While the Rays are benefiting from a division rival trading away their best position player, the Rays did the same thing. Tommy Pham, who had a 121 wRC+ and was worth 3.3 fWAR and who Steamer projects for a repeat season, was shipped to the Padres for Hunter Renfroe and Xavier Edwards. Avoiding paying Pham’s whopping $7.9 million contract was certainly the main motivator for that move, but acquiring Renfroe’s defense was a nice bonus. It also perhaps indicates that the Rays place more value on outfield defense.
With an outfield that includes Renfroe, Manuel Margot, and Kevin Kiermaier, the Rays have the 22nd, 7th, and 2nd best outfielders by Statcast’s Outs Above Average. Margot, who was acquired by the Padres in a separate trade for reliever Emilio Pagán, has never had an above average year at the plate. Margot’s best season came in 2017 when he had a .309 wOBA and 90 wRC+. His presence, however, means that Kevin Kiermaier can take a day off without the Rays tugging at their collars nervously. He also provides a nice late-inning defensive replacement for José Martínez, known clank-mitt.
Austin Meadows is one of two constants in the outfield. It might be a tall ask for him to repeat his 142 wRC+ in 2019, but Meadows still projects to be the best position player on the post-Pham Rays. They’ll rely on him to lead the offense. Meadows is one of just five Rays coming off a season with above-average production (min. 200 plate appearances). The four others are Brendon Lowe, Ji-Man Choi, José Martínez, and Yandy Díaz. International free agent Yoshi Tsutsugo could also be included, but Martínez just barely skated by last season, and Díaz struggled to stay healthy. With Pham, Avisail Garcia, and Travis d’Arnaud, the Rays ranked ninth on offense with a 102 wRC+, but they’ve gotten worse at the plate, at least on paper.
If the Rays are going to win 90+ games again, they’ll have to do it with pitching and defense. Fortunately, that’s something they’re equipped to do. In 2019, Rays pitchers led the majors in FIP and fWAR. It’s tough to find a better top three than Charlie Morton, Blake Snell, and Tyler Glasnow. Yonny Chirinos is a serviceable fourth starter, and Trevor Richards can spot start though his changeup has played better out of the bullpen.

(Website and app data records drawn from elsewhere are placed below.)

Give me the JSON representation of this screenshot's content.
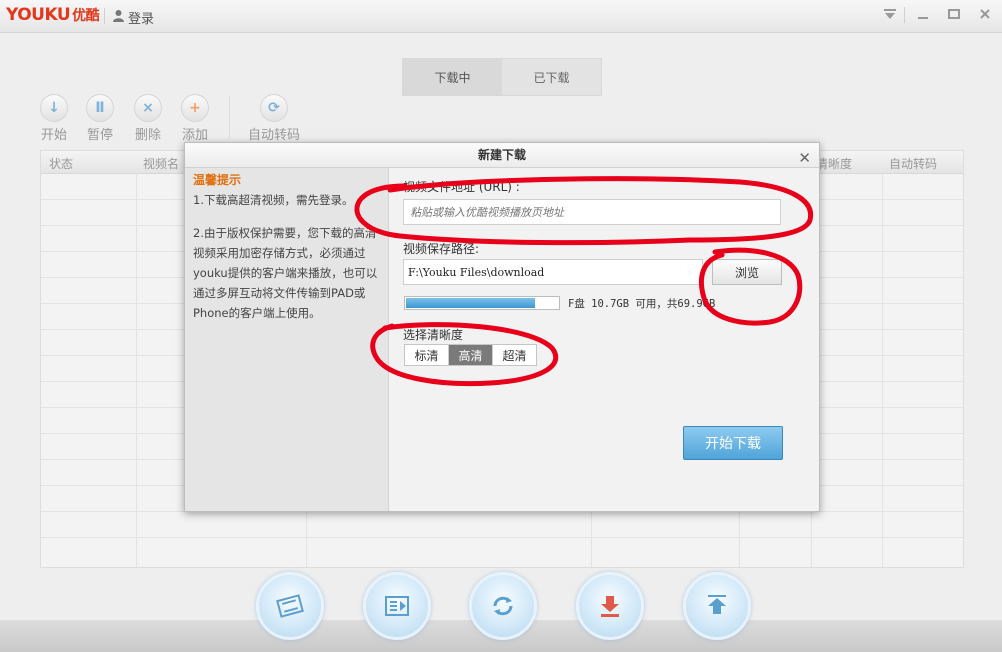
{
  "app": {
    "logo_text": "YOUKU",
    "logo_cn": "优酷",
    "login_label": "登录"
  },
  "tabs": [
    {
      "label": "下载中",
      "active": true
    },
    {
      "label": "已下载",
      "active": false
    }
  ],
  "toolbar": {
    "start": "开始",
    "pause": "暂停",
    "delete": "删除",
    "add": "添加",
    "auto_convert": "自动转码"
  },
  "table": {
    "columns": [
      "状态",
      "视频名",
      "清晰度",
      "自动转码"
    ]
  },
  "dialog": {
    "title": "新建下载",
    "close_icon": "close-icon",
    "tips": {
      "title": "温馨提示",
      "item1": "1.下载高超清视频，需先登录。",
      "item2": "2.由于版权保护需要，您下载的高清视频采用加密存储方式，必须通过youku提供的客户端来播放，也可以通过多屏互动将文件传输到PAD或Phone的客户端上使用。"
    },
    "url": {
      "label": "视频文件地址 (URL) :",
      "placeholder": "粘贴或输入优酷视频播放页地址",
      "value": ""
    },
    "save_path": {
      "label": "视频保存路径:",
      "value": "F:\\Youku Files\\download",
      "browse_label": "浏览"
    },
    "disk": {
      "used_fraction": 0.85,
      "text": "F盘 10.7GB 可用，共69.9GB"
    },
    "quality": {
      "label": "选择清晰度",
      "options": [
        "标清",
        "高清",
        "超清"
      ],
      "selected": "高清"
    },
    "start_download_label": "开始下载"
  },
  "annotation_color": "#e8001a"
}
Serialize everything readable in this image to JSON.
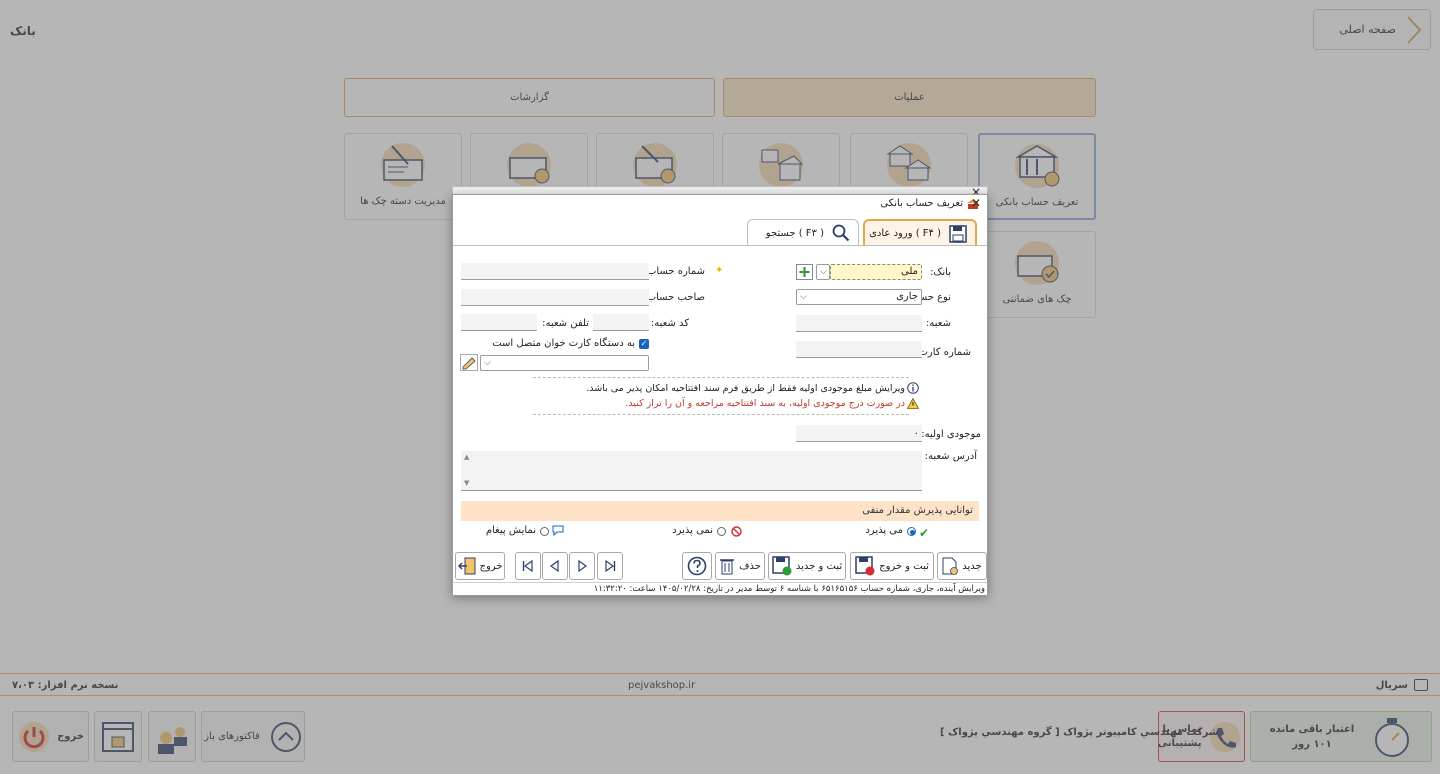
{
  "app": {
    "title": "بانک",
    "home_label": "صفحه اصلی",
    "tabs": {
      "reports": "گزارشات",
      "operations": "عملیات"
    },
    "tiles": {
      "define_bank_account": "تعریف حساب بانکی",
      "check_book_management": "مدیریت دسته چک ها",
      "guarantee_checks": "چک های ضمانتی"
    },
    "footer": {
      "serial": "سریال",
      "website": "pejvakshop.ir",
      "version": "نسخه نرم افزار: ۷،۰۳",
      "company": "شرکت مهندسي كامپيوتر پژواک [ گروه مهندسي پژواک ]",
      "credit_label": "اعتبار باقی مانده",
      "credit_days": "۱۰۱ روز",
      "support_label": "تماس با پشتیبانی",
      "open_invoices": "فاکتورهای باز",
      "exit": "خروج"
    }
  },
  "dialog": {
    "title": "تعریف حساب بانکی",
    "tab_normal": "ورود عادی ( F۴ )",
    "tab_search": "جستجو ( F۳ )",
    "labels": {
      "bank": "بانک:",
      "account_number": "شماره حساب:",
      "account_type": "نوع حساب:",
      "account_owner": "صاحب حساب:",
      "branch": "شعبه:",
      "branch_code": "کد شعبه:",
      "branch_phone": "تلفن شعبه:",
      "card_number": "شماره کارت:",
      "card_reader": "به دستگاه کارت خوان متصل است",
      "initial_balance": "موجودی اولیه:",
      "branch_address": "آدرس شعبه:"
    },
    "values": {
      "bank": "ملی",
      "account_type": "جاری",
      "initial_balance": "۰"
    },
    "notices": {
      "info": "ویرایش مبلغ موجودی اولیه فقط از طریق فرم سند افتتاحیه امکان پذیر می باشد.",
      "warning": "در صورت درج موجودی اولیه، به سند افتتاحیه مراجعه و آن را تراز کنید."
    },
    "negative_title": "توانایی پذیرش مقدار منفی",
    "radios": {
      "accepts": "می پذیرد",
      "not_accepts": "نمی پذیرد",
      "show_message": "نمایش پیغام"
    },
    "buttons": {
      "new": "جدید",
      "save_exit": "ثبت و خروج",
      "save_new": "ثبت و جدید",
      "delete": "حذف",
      "exit": "خروج"
    },
    "status": "ویرایش آینده، جاری، شماره حساب ۶۵۱۶۵۱۵۶ با شناسه ۶ توسط مدیر در تاریخ: ۱۴۰۵/۰۲/۲۸ ساعت: ۱۱:۳۲:۲۰"
  },
  "colors": {
    "accent": "#e7a44c",
    "tab_active": "#fbe2bf",
    "icon_circle": "#f6d9b0",
    "icon_blue": "#2f3f6b"
  }
}
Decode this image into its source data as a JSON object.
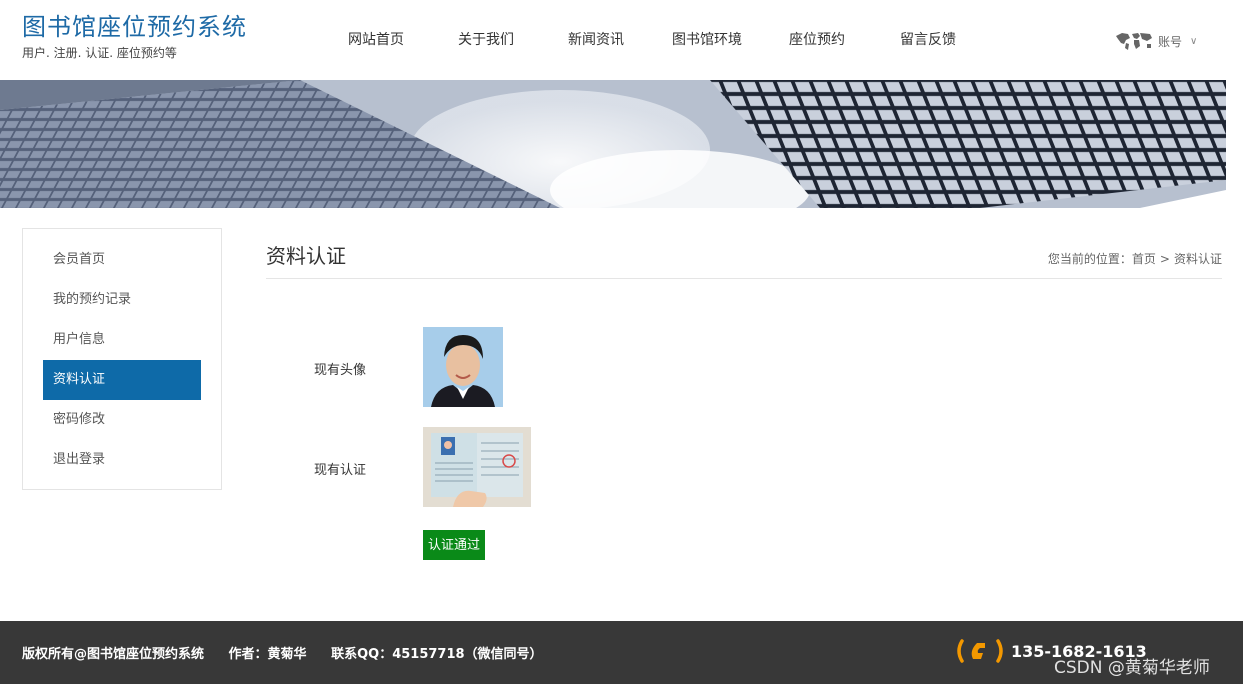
{
  "header": {
    "title": "图书馆座位预约系统",
    "subtitle": "用户. 注册. 认证. 座位预约等",
    "nav": [
      "网站首页",
      "关于我们",
      "新闻资讯",
      "图书馆环境",
      "座位预约",
      "留言反馈"
    ],
    "account_label": "账号",
    "account_chevron": "chevron-down-icon"
  },
  "sidebar": {
    "items": [
      "会员首页",
      "我的预约记录",
      "用户信息",
      "资料认证",
      "密码修改",
      "退出登录"
    ],
    "active_index": 3
  },
  "main": {
    "page_title": "资料认证",
    "breadcrumb": {
      "prefix": "您当前的位置：",
      "home": "首页",
      "separator": ">",
      "current": "资料认证"
    },
    "avatar_label": "现有头像",
    "cert_label": "现有认证",
    "verify_button": "认证通过"
  },
  "footer": {
    "copyright": "版权所有@图书馆座位预约系统",
    "author": "作者：黄菊华",
    "contact": "联系QQ：45157718（微信同号）",
    "phone": "135-1682-1613",
    "watermark": "CSDN @黄菊华老师"
  },
  "colors": {
    "brand": "#1e6aa6",
    "active": "#0e6aa8",
    "success": "#0a8a18",
    "footer_bg": "#383838",
    "phone_icon": "#f39800"
  }
}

Losing Emilio Pagán makes the bullpen a little worse, but it’s a loss the Rays can likely endure with the addition of Nick Anderson who the Rays acquired from the Marlins at the trade deadline. Anderson struck out 41 batters in 21 1/3 innings with Tampa last season, and he quietly struck out 69 batters in 43 2/3 with the Marlins. Colin Poche, Oliver Drake, Jalen Beeks, and Diego Castillo are all coming off of solid seasons. Chaz Roe has the slider to take a major step forward; he just needs to cut down on his 13.5 percent walk rate.
With a bullpen like that and with a few better than expected seasons from their hitters, it’s not hard to see the Rays blowing past their projections like they did in 2019. They don’t have to do that to win a Wild Card spot. With Betts out of the division and few serious contenders for the Wild Card, it’s the Rays’ berth to lose.
Kenny Kelly is a writer for Beyond the Box Score and McCovey Chronicles. You can follow him on Twitter @KennyKellyWords.